As far as I know, the over-the-counter equine antacid supplements may slightly reduce stomach acidity. My feeling about these is that they may be helpful in a mild case, but they have not been shown to support the healing of gastric ulcers, as Gastrogard (and to a lesser extent Zantac, clearly has). That said, it might not be a bad idea to try one of these as they are relatively inexpensive and likely will not hurt.

When all is said and done, you will likely be best off having a second gastroscopy performed on the horse so that you understand better what the state of the problem is now. This would allow your veterinarian to visualize the stomach, the esophagus (for evidence of reflux) and even the outflow of the stomach (in case there was a problem there). It has been two years since the first scoping and there may now be an explanation that was not there before. The investment in some diagnostics now may pay off in the long term.

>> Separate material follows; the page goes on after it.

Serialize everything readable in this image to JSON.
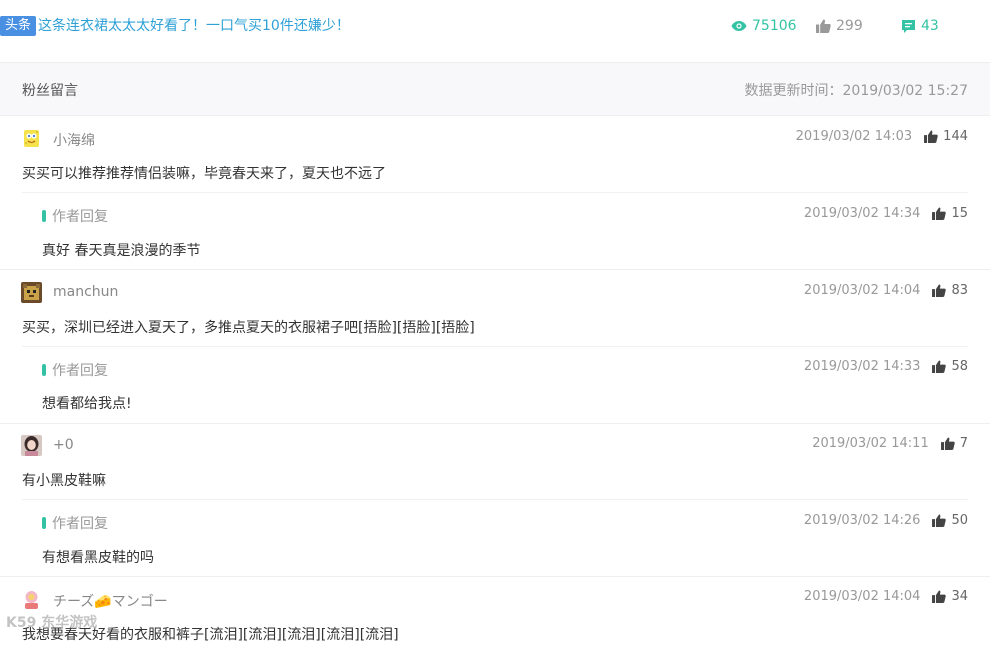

I prefer treating horses with persistent gastric ulcers with a full 28 days of Gastrogard, and then try to maintain them with the 1/4 dose (packaged as Ulcergard). This at least reduces the cost to one-fourth that of the treatment dose, and is conveniently dosed only once a day, versus at least twice daily for Zantac (ranitidine).

Dr. Doug Thal, Sante Fe, New Mexico, member of the American Association of Equine Practitioners